ACTION ITEM
Your response should contain each line of the data that includes "icon".

DATASET RECORDS
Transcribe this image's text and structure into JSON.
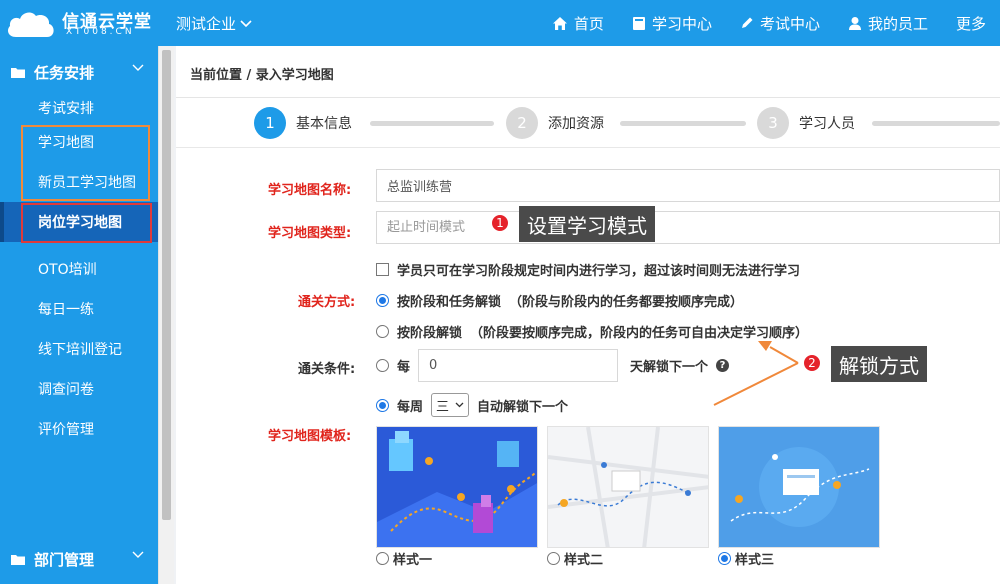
{
  "app": {
    "logo_title": "信通云学堂",
    "logo_sub": "XT008.CN",
    "company": "测试企业",
    "nav": [
      {
        "label": "首页",
        "icon": "home-icon"
      },
      {
        "label": "学习中心",
        "icon": "book-icon"
      },
      {
        "label": "考试中心",
        "icon": "pencil-icon"
      },
      {
        "label": "我的员工",
        "icon": "user-icon"
      },
      {
        "label": "更多",
        "icon": ""
      }
    ],
    "brand_color": "#1e9be8"
  },
  "sidebar": {
    "group1": {
      "label": "任务安排",
      "icon": "folder-icon"
    },
    "items": [
      {
        "label": "考试安排"
      },
      {
        "label": "学习地图"
      },
      {
        "label": "新员工学习地图"
      },
      {
        "label": "岗位学习地图",
        "active": true
      },
      {
        "label": "OTO培训"
      },
      {
        "label": "每日一练"
      },
      {
        "label": "线下培训登记"
      },
      {
        "label": "调查问卷"
      },
      {
        "label": "评价管理"
      }
    ],
    "group2": {
      "label": "部门管理",
      "icon": "folder-icon"
    }
  },
  "breadcrumb": "当前位置 / 录入学习地图",
  "steps": [
    {
      "num": "1",
      "label": "基本信息",
      "active": true
    },
    {
      "num": "2",
      "label": "添加资源",
      "active": false
    },
    {
      "num": "3",
      "label": "学习人员",
      "active": false
    }
  ],
  "form": {
    "name_label": "学习地图名称:",
    "name_value": "总监训练营",
    "type_label": "学习地图类型:",
    "type_placeholder": "起止时间模式",
    "limit_checkbox": "学员只可在学习阶段规定时间内进行学习，超过该时间则无法进行学习",
    "pass_label": "通关方式:",
    "pass_options": [
      {
        "main": "按阶段和任务解锁",
        "desc": "（阶段与阶段内的任务都要按顺序完成）",
        "selected": true
      },
      {
        "main": "按阶段解锁",
        "desc": "（阶段要按顺序完成，阶段内的任务可自由决定学习顺序）",
        "selected": false
      }
    ],
    "cond_label": "通关条件:",
    "cond_every": "每",
    "cond_days": "0",
    "cond_unlock": "天解锁下一个",
    "help_icon": "question-icon",
    "week_prefix": "每周",
    "week_value": "三",
    "week_suffix": "自动解锁下一个",
    "cond_selected": "weekly",
    "template_label": "学习地图模板:",
    "templates": [
      {
        "label": "样式一",
        "selected": false
      },
      {
        "label": "样式二",
        "selected": false
      },
      {
        "label": "样式三",
        "selected": true
      }
    ]
  },
  "annotations": [
    {
      "num": "1",
      "text": "设置学习模式"
    },
    {
      "num": "2",
      "text": "解锁方式"
    }
  ]
}
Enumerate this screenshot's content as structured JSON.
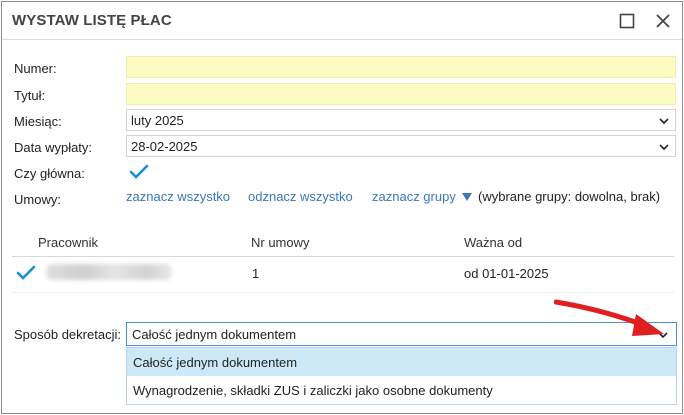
{
  "window": {
    "title": "WYSTAW LISTĘ PŁAC",
    "maximize_icon": "maximize-icon",
    "close_icon": "close-icon"
  },
  "form": {
    "numer_label": "Numer:",
    "numer_value": "",
    "tytul_label": "Tytuł:",
    "tytul_value": "",
    "miesiac_label": "Miesiąc:",
    "miesiac_value": "luty 2025",
    "data_label": "Data wypłaty:",
    "data_value": "28-02-2025",
    "glowna_label": "Czy główna:",
    "glowna_checked": true,
    "umowy_label": "Umowy:"
  },
  "links": {
    "select_all": "zaznacz wszystko",
    "deselect_all": "odznacz wszystko",
    "select_groups": "zaznacz grupy",
    "groups_info": "(wybrane grupy: dowolna, brak)"
  },
  "table": {
    "columns": [
      "Pracownik",
      "Nr umowy",
      "Ważna od"
    ],
    "rows": [
      {
        "checked": true,
        "nr_umowy": "1",
        "wazna_od": "od 01-01-2025"
      }
    ]
  },
  "dekretacja": {
    "label": "Sposób dekretacji:",
    "value": "Całość jednym dokumentem",
    "options": [
      "Całość jednym dokumentem",
      "Wynagrodzenie, składki ZUS i zaliczki jako osobne dokumenty"
    ],
    "selected_index": 0
  },
  "colors": {
    "accent": "#4a90d9",
    "check": "#1a8fd8",
    "link": "#3a78b8",
    "highlight_field": "#fdfbc4",
    "dropdown_selected": "#cde8f6",
    "annotation_arrow": "#e02020"
  }
}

TASK RESULT
        "icon": "home-icon"
        "icon": "book-icon"
        "icon": "pencil-icon"
        "icon": "user-icon"
        "icon": ""
      "icon": "folder-icon"
      "icon": "folder-icon"
    "help_icon": "question-icon",
    "maximize_icon": "maximize-icon",
    "close_icon": "close-icon"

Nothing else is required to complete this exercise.